Every record should be written out exactly, with the pictures left out.

(Interface dataset entries)

↓

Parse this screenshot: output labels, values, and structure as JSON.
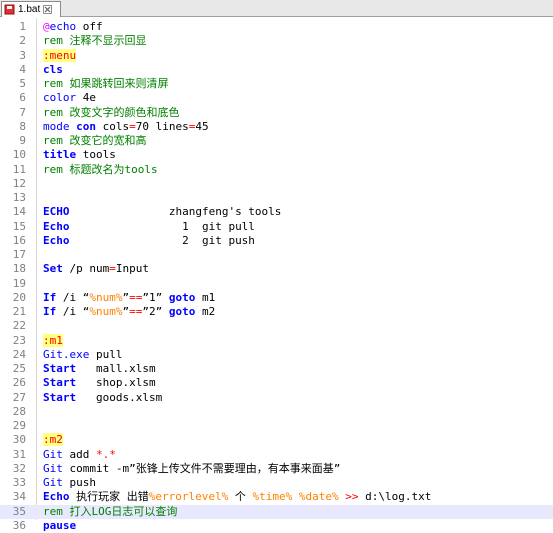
{
  "tab": {
    "label": "1.bat"
  },
  "lines": [
    {
      "n": "1",
      "tokens": [
        {
          "c": "t-at",
          "t": "@"
        },
        {
          "c": "t-kw",
          "t": "echo"
        },
        {
          "c": "t-txt",
          "t": " off"
        }
      ]
    },
    {
      "n": "2",
      "tokens": [
        {
          "c": "t-cmt",
          "t": "rem 注释不显示回显"
        }
      ]
    },
    {
      "n": "3",
      "tokens": [
        {
          "c": "t-label",
          "t": ":menu"
        }
      ]
    },
    {
      "n": "4",
      "tokens": [
        {
          "c": "t-cmd",
          "t": "cls"
        }
      ]
    },
    {
      "n": "5",
      "tokens": [
        {
          "c": "t-cmt",
          "t": "rem 如果跳转回来则清屏"
        }
      ]
    },
    {
      "n": "6",
      "tokens": [
        {
          "c": "t-kw",
          "t": "color"
        },
        {
          "c": "t-txt",
          "t": " 4e"
        }
      ]
    },
    {
      "n": "7",
      "tokens": [
        {
          "c": "t-cmt",
          "t": "rem 改变文字的颜色和底色"
        }
      ]
    },
    {
      "n": "8",
      "tokens": [
        {
          "c": "t-kw",
          "t": "mode"
        },
        {
          "c": "t-txt",
          "t": " "
        },
        {
          "c": "t-kwb",
          "t": "con"
        },
        {
          "c": "t-txt",
          "t": " cols"
        },
        {
          "c": "t-op",
          "t": "="
        },
        {
          "c": "t-txt",
          "t": "70 lines"
        },
        {
          "c": "t-op",
          "t": "="
        },
        {
          "c": "t-txt",
          "t": "45"
        }
      ]
    },
    {
      "n": "9",
      "tokens": [
        {
          "c": "t-cmt",
          "t": "rem 改变它的宽和高"
        }
      ]
    },
    {
      "n": "10",
      "tokens": [
        {
          "c": "t-cmd",
          "t": "title"
        },
        {
          "c": "t-txt",
          "t": " tools"
        }
      ]
    },
    {
      "n": "11",
      "tokens": [
        {
          "c": "t-cmt",
          "t": "rem 标题改名为tools"
        }
      ]
    },
    {
      "n": "12",
      "tokens": []
    },
    {
      "n": "13",
      "tokens": []
    },
    {
      "n": "14",
      "tokens": [
        {
          "c": "t-cmd",
          "t": "ECHO"
        },
        {
          "c": "t-txt",
          "t": "               zhangfeng's tools"
        }
      ]
    },
    {
      "n": "15",
      "tokens": [
        {
          "c": "t-cmd",
          "t": "Echo"
        },
        {
          "c": "t-txt",
          "t": "                 1  git pull"
        }
      ]
    },
    {
      "n": "16",
      "tokens": [
        {
          "c": "t-cmd",
          "t": "Echo"
        },
        {
          "c": "t-txt",
          "t": "                 2  git push"
        }
      ]
    },
    {
      "n": "17",
      "tokens": []
    },
    {
      "n": "18",
      "tokens": [
        {
          "c": "t-cmd",
          "t": "Set"
        },
        {
          "c": "t-txt",
          "t": " /p num"
        },
        {
          "c": "t-op",
          "t": "="
        },
        {
          "c": "t-txt",
          "t": "Input"
        }
      ]
    },
    {
      "n": "19",
      "tokens": []
    },
    {
      "n": "20",
      "tokens": [
        {
          "c": "t-cmd",
          "t": "If"
        },
        {
          "c": "t-txt",
          "t": " /i “"
        },
        {
          "c": "t-var",
          "t": "%num%"
        },
        {
          "c": "t-txt",
          "t": "”"
        },
        {
          "c": "t-op",
          "t": "=="
        },
        {
          "c": "t-txt",
          "t": "”1” "
        },
        {
          "c": "t-cmd",
          "t": "goto"
        },
        {
          "c": "t-txt",
          "t": " m1"
        }
      ]
    },
    {
      "n": "21",
      "tokens": [
        {
          "c": "t-cmd",
          "t": "If"
        },
        {
          "c": "t-txt",
          "t": " /i “"
        },
        {
          "c": "t-var",
          "t": "%num%"
        },
        {
          "c": "t-txt",
          "t": "”"
        },
        {
          "c": "t-op",
          "t": "=="
        },
        {
          "c": "t-txt",
          "t": "”2” "
        },
        {
          "c": "t-cmd",
          "t": "goto"
        },
        {
          "c": "t-txt",
          "t": " m2"
        }
      ]
    },
    {
      "n": "22",
      "tokens": []
    },
    {
      "n": "23",
      "tokens": [
        {
          "c": "t-label",
          "t": ":m1"
        }
      ]
    },
    {
      "n": "24",
      "tokens": [
        {
          "c": "t-kw",
          "t": "Git.exe"
        },
        {
          "c": "t-txt",
          "t": " pull"
        }
      ]
    },
    {
      "n": "25",
      "tokens": [
        {
          "c": "t-cmd",
          "t": "Start"
        },
        {
          "c": "t-txt",
          "t": "   mall.xlsm"
        }
      ]
    },
    {
      "n": "26",
      "tokens": [
        {
          "c": "t-cmd",
          "t": "Start"
        },
        {
          "c": "t-txt",
          "t": "   shop.xlsm"
        }
      ]
    },
    {
      "n": "27",
      "tokens": [
        {
          "c": "t-cmd",
          "t": "Start"
        },
        {
          "c": "t-txt",
          "t": "   goods.xlsm"
        }
      ]
    },
    {
      "n": "28",
      "tokens": []
    },
    {
      "n": "29",
      "tokens": []
    },
    {
      "n": "30",
      "tokens": [
        {
          "c": "t-label",
          "t": ":m2"
        }
      ]
    },
    {
      "n": "31",
      "tokens": [
        {
          "c": "t-kw",
          "t": "Git"
        },
        {
          "c": "t-txt",
          "t": " add "
        },
        {
          "c": "t-op",
          "t": "*.*"
        }
      ]
    },
    {
      "n": "32",
      "tokens": [
        {
          "c": "t-kw",
          "t": "Git"
        },
        {
          "c": "t-txt",
          "t": " commit -m”张锋上传文件不需要理由，有本事来面基”"
        }
      ]
    },
    {
      "n": "33",
      "tokens": [
        {
          "c": "t-kw",
          "t": "Git"
        },
        {
          "c": "t-txt",
          "t": " push"
        }
      ]
    },
    {
      "n": "34",
      "tokens": [
        {
          "c": "t-cmd",
          "t": "Echo"
        },
        {
          "c": "t-txt",
          "t": " 执行玩家 出错"
        },
        {
          "c": "t-var",
          "t": "%errorlevel%"
        },
        {
          "c": "t-txt",
          "t": " 个 "
        },
        {
          "c": "t-var",
          "t": "%time%"
        },
        {
          "c": "t-txt",
          "t": " "
        },
        {
          "c": "t-var",
          "t": "%date%"
        },
        {
          "c": "t-txt",
          "t": " "
        },
        {
          "c": "t-op",
          "t": ">>"
        },
        {
          "c": "t-txt",
          "t": " d:\\log.txt"
        }
      ]
    },
    {
      "n": "35",
      "tokens": [
        {
          "c": "t-cmt",
          "t": "rem 打入LOG日志可以查询"
        }
      ],
      "highlight": true
    },
    {
      "n": "36",
      "tokens": [
        {
          "c": "t-cmd",
          "t": "pause"
        }
      ]
    }
  ]
}
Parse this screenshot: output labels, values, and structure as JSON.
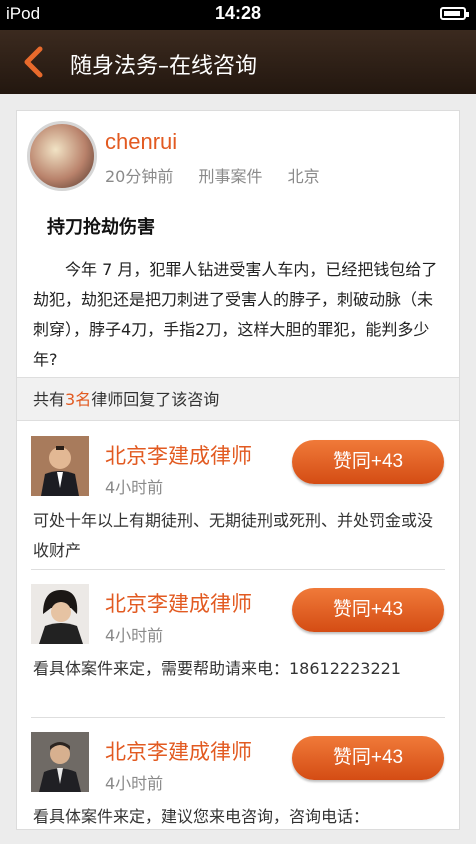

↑

- **Task output**
Parse this screenshot: output labels, values, and structure as JSON.
{
  "tab": {
    "label": "1.bat"
  },
  "lines": [
    {
      "n": "1",
      "tokens": [
        {
          "c": "t-at",
          "t": "@"
        },
        {
          "c": "t-kw",
          "t": "echo"
        },
        {
          "c": "t-txt",
          "t": " off"
        }
      ]
    },
    {
      "n": "2",
      "tokens": [
        {
          "c": "t-cmt",
          "t": "rem 注释不显示回显"
        }
      ]
    },
    {
      "n": "3",
      "tokens": [
        {
          "c": "t-label",
          "t": ":menu"
        }
      ]
    },
    {
      "n": "4",
      "tokens": [
        {
          "c": "t-cmd",
          "t": "cls"
        }
      ]
    },
    {
      "n": "5",
      "tokens": [
        {
          "c": "t-cmt",
          "t": "rem 如果跳转回来则清屏"
        }
      ]
    },
    {
      "n": "6",
      "tokens": [
        {
          "c": "t-kw",
          "t": "color"
        },
        {
          "c": "t-txt",
          "t": " 4e"
        }
      ]
    },
    {
      "n": "7",
      "tokens": [
        {
          "c": "t-cmt",
          "t": "rem 改变文字的颜色和底色"
        }
      ]
    },
    {
      "n": "8",
      "tokens": [
        {
          "c": "t-kw",
          "t": "mode"
        },
        {
          "c": "t-txt",
          "t": " "
        },
        {
          "c": "t-kwb",
          "t": "con"
        },
        {
          "c": "t-txt",
          "t": " cols"
        },
        {
          "c": "t-op",
          "t": "="
        },
        {
          "c": "t-txt",
          "t": "70 lines"
        },
        {
          "c": "t-op",
          "t": "="
        },
        {
          "c": "t-txt",
          "t": "45"
        }
      ]
    },
    {
      "n": "9",
      "tokens": [
        {
          "c": "t-cmt",
          "t": "rem 改变它的宽和高"
        }
      ]
    },
    {
      "n": "10",
      "tokens": [
        {
          "c": "t-cmd",
          "t": "title"
        },
        {
          "c": "t-txt",
          "t": " tools"
        }
      ]
    },
    {
      "n": "11",
      "tokens": [
        {
          "c": "t-cmt",
          "t": "rem 标题改名为tools"
        }
      ]
    },
    {
      "n": "12",
      "tokens": []
    },
    {
      "n": "13",
      "tokens": []
    },
    {
      "n": "14",
      "tokens": [
        {
          "c": "t-cmd",
          "t": "ECHO"
        },
        {
          "c": "t-txt",
          "t": "               zhangfeng's tools"
        }
      ]
    },
    {
      "n": "15",
      "tokens": [
        {
          "c": "t-cmd",
          "t": "Echo"
        },
        {
          "c": "t-txt",
          "t": "                 1  git pull"
        }
      ]
    },
    {
      "n": "16",
      "tokens": [
        {
          "c": "t-cmd",
          "t": "Echo"
        },
        {
          "c": "t-txt",
          "t": "                 2  git push"
        }
      ]
    },
    {
      "n": "17",
      "tokens": []
    },
    {
      "n": "18",
      "tokens": [
        {
          "c": "t-cmd",
          "t": "Set"
        },
        {
          "c": "t-txt",
          "t": " /p num"
        },
        {
          "c": "t-op",
          "t": "="
        },
        {
          "c": "t-txt",
          "t": "Input"
        }
      ]
    },
    {
      "n": "19",
      "tokens": []
    },
    {
      "n": "20",
      "tokens": [
        {
          "c": "t-cmd",
          "t": "If"
        },
        {
          "c": "t-txt",
          "t": " /i “"
        },
        {
          "c": "t-var",
          "t": "%num%"
        },
        {
          "c": "t-txt",
          "t": "”"
        },
        {
          "c": "t-op",
          "t": "=="
        },
        {
          "c": "t-txt",
          "t": "”1” "
        },
        {
          "c": "t-cmd",
          "t": "goto"
        },
        {
          "c": "t-txt",
          "t": " m1"
        }
      ]
    },
    {
      "n": "21",
      "tokens": [
        {
          "c": "t-cmd",
          "t": "If"
        },
        {
          "c": "t-txt",
          "t": " /i “"
        },
        {
          "c": "t-var",
          "t": "%num%"
        },
        {
          "c": "t-txt",
          "t": "”"
        },
        {
          "c": "t-op",
          "t": "=="
        },
        {
          "c": "t-txt",
          "t": "”2” "
        },
        {
          "c": "t-cmd",
          "t": "goto"
        },
        {
          "c": "t-txt",
          "t": " m2"
        }
      ]
    },
    {
      "n": "22",
      "tokens": []
    },
    {
      "n": "23",
      "tokens": [
        {
          "c": "t-label",
          "t": ":m1"
        }
      ]
    },
    {
      "n": "24",
      "tokens": [
        {
          "c": "t-kw",
          "t": "Git.exe"
        },
        {
          "c": "t-txt",
          "t": " pull"
        }
      ]
    },
    {
      "n": "25",
      "tokens": [
        {
          "c": "t-cmd",
          "t": "Start"
        },
        {
          "c": "t-txt",
          "t": "   mall.xlsm"
        }
      ]
    },
    {
      "n": "26",
      "tokens": [
        {
          "c": "t-cmd",
          "t": "Start"
        },
        {
          "c": "t-txt",
          "t": "   shop.xlsm"
        }
      ]
    },
    {
      "n": "27",
      "tokens": [
        {
          "c": "t-cmd",
          "t": "Start"
        },
        {
          "c": "t-txt",
          "t": "   goods.xlsm"
        }
      ]
    },
    {
      "n": "28",
      "tokens": []
    },
    {
      "n": "29",
      "tokens": []
    },
    {
      "n": "30",
      "tokens": [
        {
          "c": "t-label",
          "t": ":m2"
        }
      ]
    },
    {
      "n": "31",
      "tokens": [
        {
          "c": "t-kw",
          "t": "Git"
        },
        {
          "c": "t-txt",
          "t": " add "
        },
        {
          "c": "t-op",
          "t": "*.*"
        }
      ]
    },
    {
      "n": "32",
      "tokens": [
        {
          "c": "t-kw",
          "t": "Git"
        },
        {
          "c": "t-txt",
          "t": " commit -m”张锋上传文件不需要理由，有本事来面基”"
        }
      ]
    },
    {
      "n": "33",
      "tokens": [
        {
          "c": "t-kw",
          "t": "Git"
        },
        {
          "c": "t-txt",
          "t": " push"
        }
      ]
    },
    {
      "n": "34",
      "tokens": [
        {
          "c": "t-cmd",
          "t": "Echo"
        },
        {
          "c": "t-txt",
          "t": " 执行玩家 出错"
        },
        {
          "c": "t-var",
          "t": "%errorlevel%"
        },
        {
          "c": "t-txt",
          "t": " 个 "
        },
        {
          "c": "t-var",
          "t": "%time%"
        },
        {
          "c": "t-txt",
          "t": " "
        },
        {
          "c": "t-var",
          "t": "%date%"
        },
        {
          "c": "t-txt",
          "t": " "
        },
        {
          "c": "t-op",
          "t": ">>"
        },
        {
          "c": "t-txt",
          "t": " d:\\log.txt"
        }
      ]
    },
    {
      "n": "35",
      "tokens": [
        {
          "c": "t-cmt",
          "t": "rem 打入LOG日志可以查询"
        }
      ],
      "highlight": true
    },
    {
      "n": "36",
      "tokens": [
        {
          "c": "t-cmd",
          "t": "pause"
        }
      ]
    }
  ]
}
Parse this screenshot: output labels, values, and structure as JSON.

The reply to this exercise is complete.